Characteristics of Oxidation-Reduction
1. Oxidation or de-electronation is a process which liberates electrons.
2. Reduction or electronation is a process which gains electronselectron movement in oxidation and reduction
3. Oxidant are substances which
4. Reductants are the substances which
5. A redox change involves the process in which a reductant is oxidized to liberate electron, which are then taken up by an oxidant to get itself reduced.
6. A redox change occur simulataneously.
Types of Redox Reactions
redox meaning1. Inter-molecular redox reactions
Two substance reacts; one of them is oxidant and other is reductant, e.g.,
10FeSO4 + 2KMnO4 + 8H2SO4 → 2MnSO4 + 5Fe2 (SO4 )2 + K2SO4 + 8H2O
2Fe2+ → (Fe3+)2 + 2e
And Mn7+ + 5e → Mn2+
2. Auto-redox or Disproportionation
The same element of a substance is oxidized and reduced as well, e.g.,
3. Intra-molecular redox reactions
One element of a compound is oxidized and the other element of the same compound is reduced, e.g.,
electron movement decides the oxidation numberOxidation number of an element in a particular compound represents the number of electrons lost or gained by an element during is change from free state into that compound. Oxidation number is given positive sign if electrons are lost. Oxidation number is given negative sing if electrons are gained. Oxidation number represents real charge in case of ionic compounds, however, in compounds it represents for imaginary charge.
The rules of deriving oxidation number
Following arbitrary rules have been adopted to derive oxidation number of elements on the basis of periodic properties of elements.
(i) In uncombined state or free state, oxidation number of an element is zero
(ii) In uncombined state oxidation number of
(iii) The algebraic sum of all the oxidation numbers of elements in a compound is equal to zero, e.g., K2MnO4.
2 × (oxidation number of K) + (oxidation number of Mn) + 4 × (oxidation number of O) = 0
(iv) The algebraic sum of all the oxidation numbers of elements in a radical is equal to net charge on that radical, e.g., C2O42- .
2 × (oxidation number of C) + 4 × (oxidation number of O) = –2
(v) Oxidation number of can be zero, +ve, –ve integer or fraction.
(vi) Maximum oxidation number of an element (except O and F) = group number.
(vii) Minimum oxidation number of an element (except metals) = group number –8
(viii) Variable oxidation number is most commonly shown by transition elements as well as by p-block elements.
Iodine is a moderately strong oxidising agent and can be used to titrate reducing agent but their number is limited.

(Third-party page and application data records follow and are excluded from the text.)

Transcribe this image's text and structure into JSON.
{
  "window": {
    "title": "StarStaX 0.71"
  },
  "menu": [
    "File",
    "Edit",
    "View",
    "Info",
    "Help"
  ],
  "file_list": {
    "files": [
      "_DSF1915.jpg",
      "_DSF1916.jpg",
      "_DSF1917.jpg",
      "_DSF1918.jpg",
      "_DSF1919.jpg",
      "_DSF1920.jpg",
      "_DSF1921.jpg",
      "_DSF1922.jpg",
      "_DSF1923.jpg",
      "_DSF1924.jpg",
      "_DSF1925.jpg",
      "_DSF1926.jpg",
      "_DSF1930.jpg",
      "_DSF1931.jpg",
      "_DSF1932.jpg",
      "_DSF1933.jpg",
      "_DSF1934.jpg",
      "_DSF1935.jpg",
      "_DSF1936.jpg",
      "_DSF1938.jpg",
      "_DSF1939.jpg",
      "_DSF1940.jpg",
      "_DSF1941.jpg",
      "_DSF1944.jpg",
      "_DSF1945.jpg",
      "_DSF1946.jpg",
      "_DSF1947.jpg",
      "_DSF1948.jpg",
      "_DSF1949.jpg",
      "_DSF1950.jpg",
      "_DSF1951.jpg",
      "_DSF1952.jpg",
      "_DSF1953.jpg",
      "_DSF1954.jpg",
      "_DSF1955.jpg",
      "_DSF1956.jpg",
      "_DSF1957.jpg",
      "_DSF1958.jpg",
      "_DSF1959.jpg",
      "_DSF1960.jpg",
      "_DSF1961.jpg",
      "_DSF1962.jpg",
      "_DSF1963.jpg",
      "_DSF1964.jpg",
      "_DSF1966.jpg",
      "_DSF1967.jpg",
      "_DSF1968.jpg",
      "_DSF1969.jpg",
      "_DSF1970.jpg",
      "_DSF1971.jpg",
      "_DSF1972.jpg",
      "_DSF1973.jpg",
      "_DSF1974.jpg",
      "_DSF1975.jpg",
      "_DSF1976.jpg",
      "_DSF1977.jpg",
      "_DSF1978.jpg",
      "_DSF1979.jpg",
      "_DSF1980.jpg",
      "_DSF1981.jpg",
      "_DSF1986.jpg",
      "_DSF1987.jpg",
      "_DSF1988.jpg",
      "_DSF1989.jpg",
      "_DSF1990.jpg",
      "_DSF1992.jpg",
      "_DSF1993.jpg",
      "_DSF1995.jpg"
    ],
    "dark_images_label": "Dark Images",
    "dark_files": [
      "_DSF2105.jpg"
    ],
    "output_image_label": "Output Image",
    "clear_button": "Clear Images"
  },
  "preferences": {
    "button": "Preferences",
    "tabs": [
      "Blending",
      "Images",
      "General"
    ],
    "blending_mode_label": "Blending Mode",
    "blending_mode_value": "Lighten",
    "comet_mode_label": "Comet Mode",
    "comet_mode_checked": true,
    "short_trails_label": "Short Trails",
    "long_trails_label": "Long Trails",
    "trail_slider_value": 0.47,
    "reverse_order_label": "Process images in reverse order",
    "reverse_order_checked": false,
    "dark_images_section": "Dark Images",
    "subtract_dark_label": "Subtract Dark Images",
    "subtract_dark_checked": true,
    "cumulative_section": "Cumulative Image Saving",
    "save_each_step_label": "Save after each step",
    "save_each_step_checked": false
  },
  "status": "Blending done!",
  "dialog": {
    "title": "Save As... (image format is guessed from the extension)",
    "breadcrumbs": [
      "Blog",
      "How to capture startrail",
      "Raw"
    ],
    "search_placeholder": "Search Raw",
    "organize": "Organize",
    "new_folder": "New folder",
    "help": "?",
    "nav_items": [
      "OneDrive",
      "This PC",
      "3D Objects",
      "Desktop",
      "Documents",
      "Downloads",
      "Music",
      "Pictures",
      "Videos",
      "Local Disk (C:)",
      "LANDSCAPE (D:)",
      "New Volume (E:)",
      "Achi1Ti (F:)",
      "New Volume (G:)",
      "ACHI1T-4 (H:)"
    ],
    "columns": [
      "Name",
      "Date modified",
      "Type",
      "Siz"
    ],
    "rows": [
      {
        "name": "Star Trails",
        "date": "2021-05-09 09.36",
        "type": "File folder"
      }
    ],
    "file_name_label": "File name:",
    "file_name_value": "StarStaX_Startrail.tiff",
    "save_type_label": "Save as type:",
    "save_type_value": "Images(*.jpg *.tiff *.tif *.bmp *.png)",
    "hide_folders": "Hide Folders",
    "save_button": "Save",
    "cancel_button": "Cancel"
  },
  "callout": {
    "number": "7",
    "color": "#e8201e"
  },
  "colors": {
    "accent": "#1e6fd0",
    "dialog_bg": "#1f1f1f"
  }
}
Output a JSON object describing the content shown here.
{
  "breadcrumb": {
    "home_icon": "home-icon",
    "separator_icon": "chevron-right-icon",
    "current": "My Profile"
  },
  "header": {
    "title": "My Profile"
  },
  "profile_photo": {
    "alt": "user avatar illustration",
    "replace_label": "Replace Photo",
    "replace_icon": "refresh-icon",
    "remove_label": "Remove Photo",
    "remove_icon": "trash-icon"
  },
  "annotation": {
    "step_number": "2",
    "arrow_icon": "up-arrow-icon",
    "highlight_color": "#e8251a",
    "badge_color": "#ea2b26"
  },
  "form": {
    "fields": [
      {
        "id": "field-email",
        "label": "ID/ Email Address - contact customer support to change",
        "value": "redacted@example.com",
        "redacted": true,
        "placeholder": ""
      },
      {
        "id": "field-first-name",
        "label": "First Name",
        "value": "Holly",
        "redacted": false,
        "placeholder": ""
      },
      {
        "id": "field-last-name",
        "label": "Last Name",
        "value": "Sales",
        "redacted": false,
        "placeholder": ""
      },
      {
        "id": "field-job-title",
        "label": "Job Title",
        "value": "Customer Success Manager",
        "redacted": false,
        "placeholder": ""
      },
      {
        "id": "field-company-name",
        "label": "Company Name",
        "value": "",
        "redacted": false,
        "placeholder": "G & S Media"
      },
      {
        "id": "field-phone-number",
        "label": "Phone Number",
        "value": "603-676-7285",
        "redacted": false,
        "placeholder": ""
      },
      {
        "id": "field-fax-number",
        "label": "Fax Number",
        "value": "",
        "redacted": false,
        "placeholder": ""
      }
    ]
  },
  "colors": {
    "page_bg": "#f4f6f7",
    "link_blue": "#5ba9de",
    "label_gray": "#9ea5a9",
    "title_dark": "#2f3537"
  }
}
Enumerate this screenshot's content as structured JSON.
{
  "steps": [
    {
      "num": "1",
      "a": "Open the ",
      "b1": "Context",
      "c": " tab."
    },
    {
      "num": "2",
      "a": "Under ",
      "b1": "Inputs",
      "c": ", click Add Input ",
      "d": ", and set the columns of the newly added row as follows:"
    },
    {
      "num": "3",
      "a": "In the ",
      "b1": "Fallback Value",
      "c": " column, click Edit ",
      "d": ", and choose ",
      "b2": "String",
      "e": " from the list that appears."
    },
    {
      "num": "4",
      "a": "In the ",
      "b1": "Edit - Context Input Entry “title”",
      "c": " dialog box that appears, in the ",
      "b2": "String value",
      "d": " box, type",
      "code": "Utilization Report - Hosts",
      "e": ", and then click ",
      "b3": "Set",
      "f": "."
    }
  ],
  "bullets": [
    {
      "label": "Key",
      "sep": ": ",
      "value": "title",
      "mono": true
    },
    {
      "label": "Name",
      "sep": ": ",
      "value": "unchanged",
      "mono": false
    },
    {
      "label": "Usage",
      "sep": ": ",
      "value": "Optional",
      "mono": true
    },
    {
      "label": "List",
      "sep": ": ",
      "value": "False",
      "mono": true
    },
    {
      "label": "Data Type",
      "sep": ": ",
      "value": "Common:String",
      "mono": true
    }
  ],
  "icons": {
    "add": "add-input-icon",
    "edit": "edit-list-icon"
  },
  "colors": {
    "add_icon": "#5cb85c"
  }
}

The redox titrations involving iodine solution as an oxidant, e.g., Na2S2O3 vs. I2 are called iodometric titrations. However I2 being sparingly soluble in water and therefore solution of I2 used for iodometric titrations is prepared in presence of KI. Presence of KI increases the solubility of I2 in water due to complex formation.
The reaction is:
2Na2S2O3 + I2 → Na2S4O6 + 2NaI
Redox changes are:
Indicator: I2 acts as self-indicator with starch solution. The disappearance of blue colour of starch –I2 indicates the end point of titration.
Iodide ion is a weak reducing agent and will reduce strong oxidising agents. The redox change involving liberated iodine as an oxidant e.g., CuSO4 vs. Hypo in presence of KI are called iodometric titration.
The reaction are:
Redox changes are like iodometry. However the iodometric titrations should be performed rapidly to minimise oxidation of iodide by air.
Example: A 1.100 g sample of copper ore is dissolved and the Cu2+ of is treated with excess KI. The liberated I2 requires 12.12 mL of 0.10 M Na2SO3 solution for titration. What is % copper by mass in the ore: